Researching the history of your house can often be an intriguing task. It also can be a time-consuming and challenging one. People who have undertaken research into their family history often want to use the skills they have learned to find out information about the history of the house where they themselves live, or those places where their ancestors lived.
Useful questions to start your research
When was the house built?
Who built the house?
Who designed the house?
Who were the earlier owners and occupiers?
Has the house been altered over the years?
Along the way to answering these questions, you are certain to discover fascinating information about the history of the house and also the local area.
How to Trace the History of Your House
Des Regan and Kate Press. Penguin, Ringwood, 1992.
The National Trust Research Manual: trace the history of your house or other places
Celestina Sagazio (ed.). Broadway, N.S.W., Halstead Press, 2004.
That’s our house: a history of housing in Victoria
Hudson, Nicholas, 1933-, McEwan, Peter, 1950-, Victoria. Ministry of Housing
The History & design of the Australian house
Irving, Robert, Melbourne : Oxford University Press, 1985
These titles are all available for loan from Eastern Regional Libraries; please search the catalogue to find your nearest copy and place a reservation.
Look closely at the building itself – its style, shape and building materials. These should all give some indication of the likely age of the house. The chapter Physical Investigation of a Building by Miles Lewis (in The National Trust Research manual listed above) offers some useful tips.
It is also important to look at the building in context – is it similar to or quite different from its neighbours? What is the history of the area? Books and other resources in the Local History collection at your local library can provide a great deal of useful information. A local historical society may also be able to help.
As with family history, it is important to work back one step at a time and verify all information if possible.
Search back from the most recent to the earliest listed title. It is possible to work backwards from your present certificate of title to gain information about previous owners, mortgagees, etc. You will need to take note of the current volume and folio number of the title and then contact the Land Information Centre for further information on titles. There will be costs involved in this form of research.

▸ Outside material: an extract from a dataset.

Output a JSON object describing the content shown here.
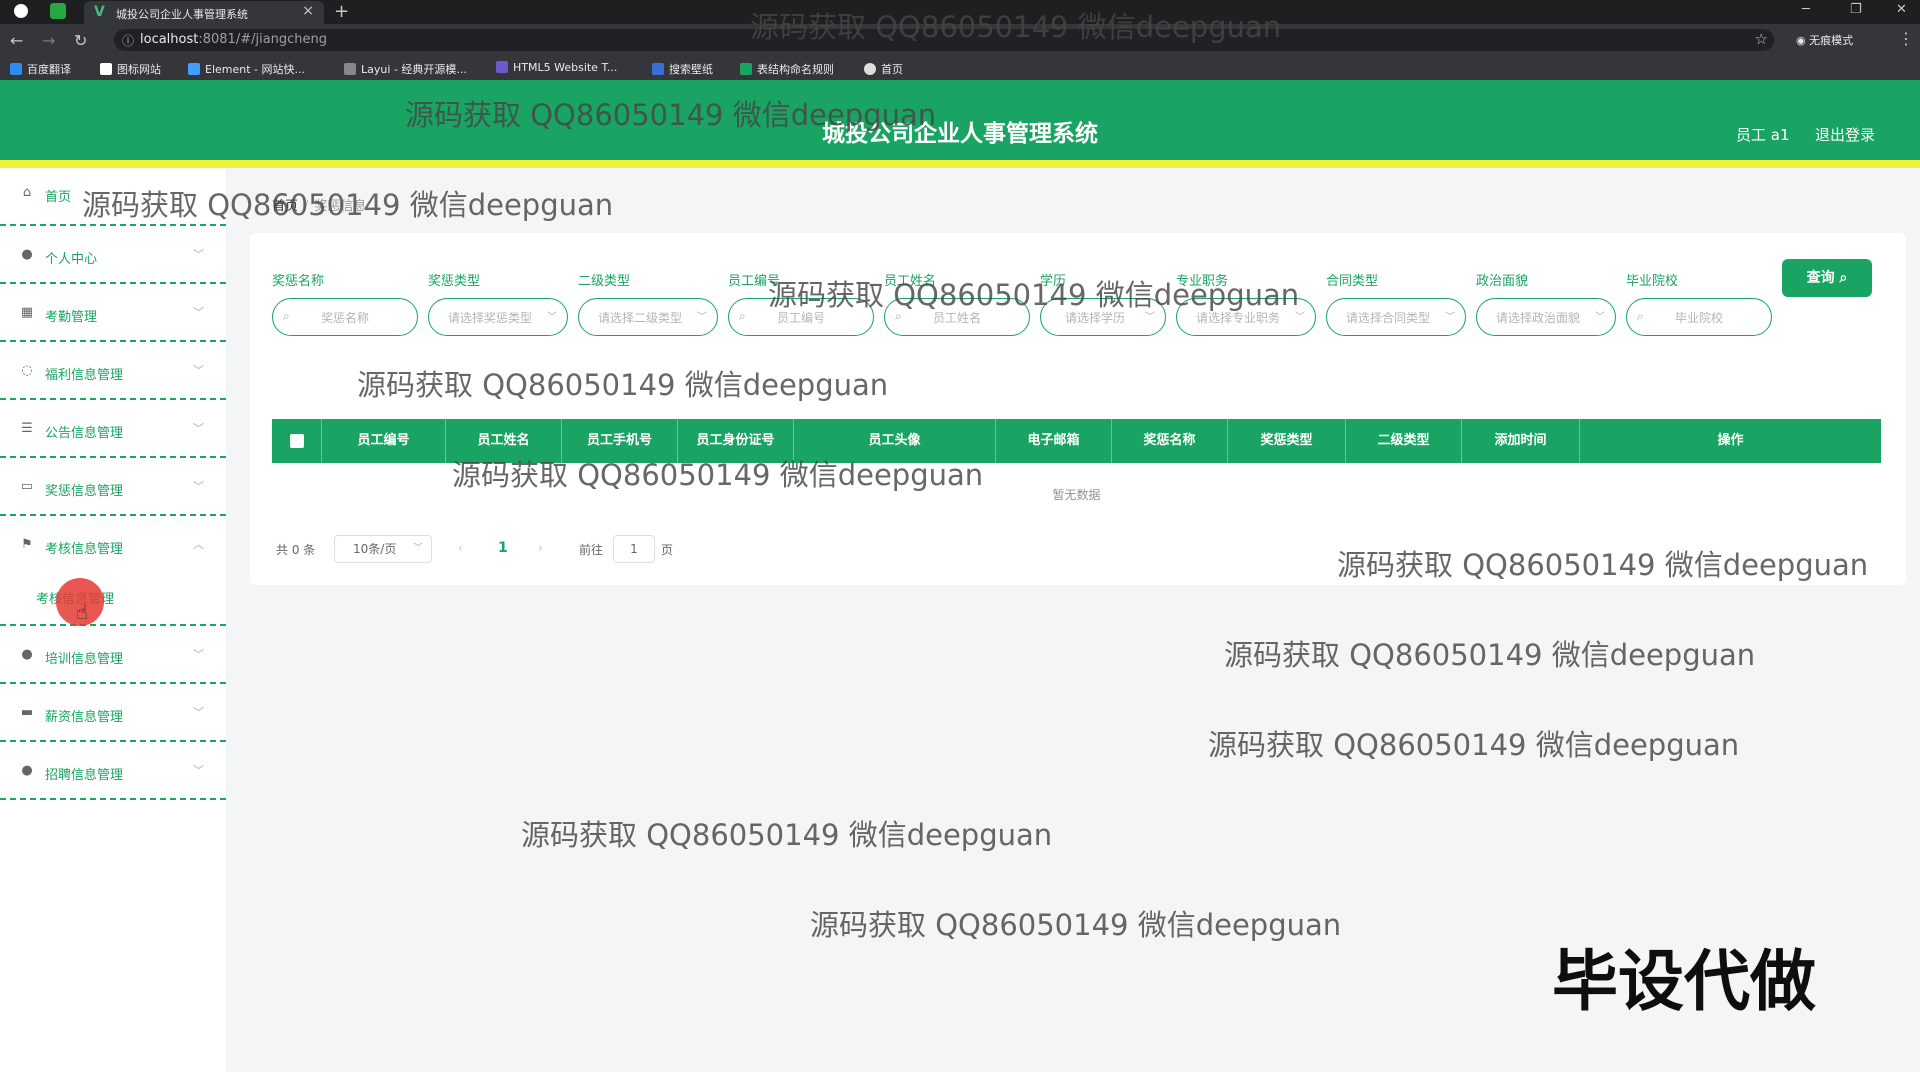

Between 1839 and 1974, post office directories of Melbourne and Victoria were published by several companies, including Sands & Kenny, Sands & McDougall, Wise and Bailliere. Post office directories can be a useful source of information about the history of a house, as well as their more usual purpose of locating someone’s address. Generally, the directories providethe names, residences and occupations of the inhabitants.
The aim of using the directories is to find out when a house is first listed on a particular site and who was living there at that time. When a house is first located in the directory, pinpoint the exact location of the property by noting nearby landmarks such as a school, church, police station and the nearest cross streets. By following through year after year, it should be possible to plot the changing owners of the house.
When using the directories be aware that the information may not always be accurate, and remember that street names and particularly street numbers can change over time. Melbourne directories are useful for properties in the early inner-city suburbs, but many parts of what is now suburban Melbourne are listed in earlier directories under Country Towns e.g. Ferntree Gully, Belgrave, Lilydale. Information for these areas is limited to just an alphabetical listing of householders.
All these Victorian directories have been published on microfiche and Eastern Regional Libraries has copies of them all. Complete listing of microfiche holdings and locations. Council rate books are a good source of information about the occupiers and valuation of a particular property. Information that may be contained includes:
A description of the property
Type of building material (timber, stone or brick
Owner and/or occupier
Occupations of owner and/or occupier
Rate books are not always easy to access and some are no longer available or accessible. Very old rate books may be fragile and some records have been lost or destroyed. Some rate books have been published in photocopied, microfiche, microfilm or CD-ROM format.
It is necessary to know the local government area in which the house was located as there have been many council amalgamations and changes over the year. Most rate books have not been indexed and are arranged by Ward or Riding, so it can often be a slow process to find the property you are searching for, but usually worth the effort in the end!